THE DATA —
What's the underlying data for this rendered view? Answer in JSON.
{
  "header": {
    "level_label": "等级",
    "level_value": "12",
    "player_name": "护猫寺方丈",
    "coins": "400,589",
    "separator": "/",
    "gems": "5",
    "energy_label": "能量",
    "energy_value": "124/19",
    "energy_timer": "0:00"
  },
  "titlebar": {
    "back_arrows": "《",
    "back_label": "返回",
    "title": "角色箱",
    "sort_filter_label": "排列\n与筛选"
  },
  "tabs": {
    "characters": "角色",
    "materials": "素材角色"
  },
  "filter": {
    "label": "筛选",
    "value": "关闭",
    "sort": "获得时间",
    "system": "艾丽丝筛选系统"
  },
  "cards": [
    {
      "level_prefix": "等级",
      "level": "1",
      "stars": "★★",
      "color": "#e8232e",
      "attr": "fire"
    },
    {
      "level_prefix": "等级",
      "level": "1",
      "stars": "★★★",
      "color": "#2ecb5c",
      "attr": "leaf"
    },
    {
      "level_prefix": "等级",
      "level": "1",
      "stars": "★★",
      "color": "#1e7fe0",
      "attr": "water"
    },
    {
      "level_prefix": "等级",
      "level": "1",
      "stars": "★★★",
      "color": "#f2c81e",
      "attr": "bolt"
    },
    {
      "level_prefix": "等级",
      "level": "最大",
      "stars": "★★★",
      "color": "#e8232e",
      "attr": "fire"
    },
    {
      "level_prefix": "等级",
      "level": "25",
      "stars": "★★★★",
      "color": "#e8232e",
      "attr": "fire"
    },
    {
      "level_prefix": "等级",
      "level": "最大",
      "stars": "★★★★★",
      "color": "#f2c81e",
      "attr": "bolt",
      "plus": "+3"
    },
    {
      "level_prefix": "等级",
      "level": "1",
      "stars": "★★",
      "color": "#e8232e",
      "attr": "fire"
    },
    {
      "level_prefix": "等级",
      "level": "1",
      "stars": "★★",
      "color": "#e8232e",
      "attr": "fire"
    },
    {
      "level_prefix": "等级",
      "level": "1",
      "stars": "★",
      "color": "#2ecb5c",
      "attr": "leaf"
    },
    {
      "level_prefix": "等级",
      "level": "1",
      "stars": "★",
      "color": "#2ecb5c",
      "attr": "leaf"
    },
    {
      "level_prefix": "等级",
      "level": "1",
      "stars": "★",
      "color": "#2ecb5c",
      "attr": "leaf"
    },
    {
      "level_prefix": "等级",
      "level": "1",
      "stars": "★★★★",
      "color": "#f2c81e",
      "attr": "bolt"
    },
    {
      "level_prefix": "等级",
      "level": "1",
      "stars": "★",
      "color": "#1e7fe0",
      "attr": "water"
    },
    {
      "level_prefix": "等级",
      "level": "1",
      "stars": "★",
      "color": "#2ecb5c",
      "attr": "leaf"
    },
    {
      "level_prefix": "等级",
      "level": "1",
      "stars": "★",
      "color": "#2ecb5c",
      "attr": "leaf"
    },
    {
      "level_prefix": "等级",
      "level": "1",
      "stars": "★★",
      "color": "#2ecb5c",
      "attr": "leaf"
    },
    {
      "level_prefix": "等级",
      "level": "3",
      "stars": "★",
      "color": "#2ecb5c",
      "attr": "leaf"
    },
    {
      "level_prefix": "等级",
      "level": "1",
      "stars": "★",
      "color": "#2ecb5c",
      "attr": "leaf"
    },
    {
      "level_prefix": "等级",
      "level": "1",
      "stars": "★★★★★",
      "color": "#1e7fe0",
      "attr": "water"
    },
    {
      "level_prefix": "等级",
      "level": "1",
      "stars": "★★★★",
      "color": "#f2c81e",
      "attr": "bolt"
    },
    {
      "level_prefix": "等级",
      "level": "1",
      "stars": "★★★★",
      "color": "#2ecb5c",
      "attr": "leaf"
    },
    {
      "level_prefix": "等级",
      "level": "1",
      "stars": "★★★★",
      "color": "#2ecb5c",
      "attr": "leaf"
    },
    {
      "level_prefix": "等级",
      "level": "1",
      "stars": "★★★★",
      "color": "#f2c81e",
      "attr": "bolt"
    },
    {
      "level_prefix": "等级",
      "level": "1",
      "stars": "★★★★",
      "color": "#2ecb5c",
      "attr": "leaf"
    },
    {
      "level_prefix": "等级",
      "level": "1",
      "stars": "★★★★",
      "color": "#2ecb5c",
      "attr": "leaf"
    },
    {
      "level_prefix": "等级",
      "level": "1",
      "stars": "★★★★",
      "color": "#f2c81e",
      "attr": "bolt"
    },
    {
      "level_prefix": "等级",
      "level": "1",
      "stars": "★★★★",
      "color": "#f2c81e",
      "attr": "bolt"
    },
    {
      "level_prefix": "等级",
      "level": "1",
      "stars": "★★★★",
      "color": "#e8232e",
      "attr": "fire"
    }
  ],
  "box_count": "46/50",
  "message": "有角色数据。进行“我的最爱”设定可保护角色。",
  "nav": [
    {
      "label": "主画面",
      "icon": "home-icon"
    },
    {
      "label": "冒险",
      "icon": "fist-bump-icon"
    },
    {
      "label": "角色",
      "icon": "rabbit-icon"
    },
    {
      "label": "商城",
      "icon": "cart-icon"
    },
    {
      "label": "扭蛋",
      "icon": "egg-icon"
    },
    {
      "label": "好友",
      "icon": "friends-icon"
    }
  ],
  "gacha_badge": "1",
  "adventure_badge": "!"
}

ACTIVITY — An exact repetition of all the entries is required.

OUTPUT OF THE TASK —
What's the underlying data for this rendered view? Answer in JSON.
{
  "header": {
    "level_label": "等级",
    "level_value": "12",
    "player_name": "护猫寺方丈",
    "coins": "400,589",
    "separator": "/",
    "gems": "5",
    "energy_label": "能量",
    "energy_value": "124/19",
    "energy_timer": "0:00"
  },
  "titlebar": {
    "back_arrows": "《",
    "back_label": "返回",
    "title": "角色箱",
    "sort_filter_label": "排列\n与筛选"
  },
  "tabs": {
    "characters": "角色",
    "materials": "素材角色"
  },
  "filter": {
    "label": "筛选",
    "value": "关闭",
    "sort": "获得时间",
    "system": "艾丽丝筛选系统"
  },
  "cards": [
    {
      "level_prefix": "等级",
      "level": "1",
      "stars": "★★",
      "color": "#e8232e",
      "attr": "fire"
    },
    {
      "level_prefix": "等级",
      "level": "1",
      "stars": "★★★",
      "color": "#2ecb5c",
      "attr": "leaf"
    },
    {
      "level_prefix": "等级",
      "level": "1",
      "stars": "★★",
      "color": "#1e7fe0",
      "attr": "water"
    },
    {
      "level_prefix": "等级",
      "level": "1",
      "stars": "★★★",
      "color": "#f2c81e",
      "attr": "bolt"
    },
    {
      "level_prefix": "等级",
      "level": "最大",
      "stars": "★★★",
      "color": "#e8232e",
      "attr": "fire"
    },
    {
      "level_prefix": "等级",
      "level": "25",
      "stars": "★★★★",
      "color": "#e8232e",
      "attr": "fire"
    },
    {
      "level_prefix": "等级",
      "level": "最大",
      "stars": "★★★★★",
      "color": "#f2c81e",
      "attr": "bolt",
      "plus": "+3"
    },
    {
      "level_prefix": "等级",
      "level": "1",
      "stars": "★★",
      "color": "#e8232e",
      "attr": "fire"
    },
    {
      "level_prefix": "等级",
      "level": "1",
      "stars": "★★",
      "color": "#e8232e",
      "attr": "fire"
    },
    {
      "level_prefix": "等级",
      "level": "1",
      "stars": "★",
      "color": "#2ecb5c",
      "attr": "leaf"
    },
    {
      "level_prefix": "等级",
      "level": "1",
      "stars": "★",
      "color": "#2ecb5c",
      "attr": "leaf"
    },
    {
      "level_prefix": "等级",
      "level": "1",
      "stars": "★",
      "color": "#2ecb5c",
      "attr": "leaf"
    },
    {
      "level_prefix": "等级",
      "level": "1",
      "stars": "★★★★",
      "color": "#f2c81e",
      "attr": "bolt"
    },
    {
      "level_prefix": "等级",
      "level": "1",
      "stars": "★",
      "color": "#1e7fe0",
      "attr": "water"
    },
    {
      "level_prefix": "等级",
      "level": "1",
      "stars": "★",
      "color": "#2ecb5c",
      "attr": "leaf"
    },
    {
      "level_prefix": "等级",
      "level": "1",
      "stars": "★",
      "color": "#2ecb5c",
      "attr": "leaf"
    },
    {
      "level_prefix": "等级",
      "level": "1",
      "stars": "★★",
      "color": "#2ecb5c",
      "attr": "leaf"
    },
    {
      "level_prefix": "等级",
      "level": "3",
      "stars": "★",
      "color": "#2ecb5c",
      "attr": "leaf"
    },
    {
      "level_prefix": "等级",
      "level": "1",
      "stars": "★",
      "color": "#2ecb5c",
      "attr": "leaf"
    },
    {
      "level_prefix": "等级",
      "level": "1",
      "stars": "★★★★★",
      "color": "#1e7fe0",
      "attr": "water"
    },
    {
      "level_prefix": "等级",
      "level": "1",
      "stars": "★★★★",
      "color": "#f2c81e",
      "attr": "bolt"
    },
    {
      "level_prefix": "等级",
      "level": "1",
      "stars": "★★★★",
      "color": "#2ecb5c",
      "attr": "leaf"
    },
    {
      "level_prefix": "等级",
      "level": "1",
      "stars": "★★★★",
      "color": "#2ecb5c",
      "attr": "leaf"
    },
    {
      "level_prefix": "等级",
      "level": "1",
      "stars": "★★★★",
      "color": "#f2c81e",
      "attr": "bolt"
    },
    {
      "level_prefix": "等级",
      "level": "1",
      "stars": "★★★★",
      "color": "#2ecb5c",
      "attr": "leaf"
    },
    {
      "level_prefix": "等级",
      "level": "1",
      "stars": "★★★★",
      "color": "#2ecb5c",
      "attr": "leaf"
    },
    {
      "level_prefix": "等级",
      "level": "1",
      "stars": "★★★★",
      "color": "#f2c81e",
      "attr": "bolt"
    },
    {
      "level_prefix": "等级",
      "level": "1",
      "stars": "★★★★",
      "color": "#f2c81e",
      "attr": "bolt"
    },
    {
      "level_prefix": "等级",
      "level": "1",
      "stars": "★★★★",
      "color": "#e8232e",
      "attr": "fire"
    }
  ],
  "box_count": "46/50",
  "message": "有角色数据。进行“我的最爱”设定可保护角色。",
  "nav": [
    {
      "label": "主画面",
      "icon": "home-icon"
    },
    {
      "label": "冒险",
      "icon": "fist-bump-icon"
    },
    {
      "label": "角色",
      "icon": "rabbit-icon"
    },
    {
      "label": "商城",
      "icon": "cart-icon"
    },
    {
      "label": "扭蛋",
      "icon": "egg-icon"
    },
    {
      "label": "好友",
      "icon": "friends-icon"
    }
  ],
  "gacha_badge": "1",
  "adventure_badge": "!"
}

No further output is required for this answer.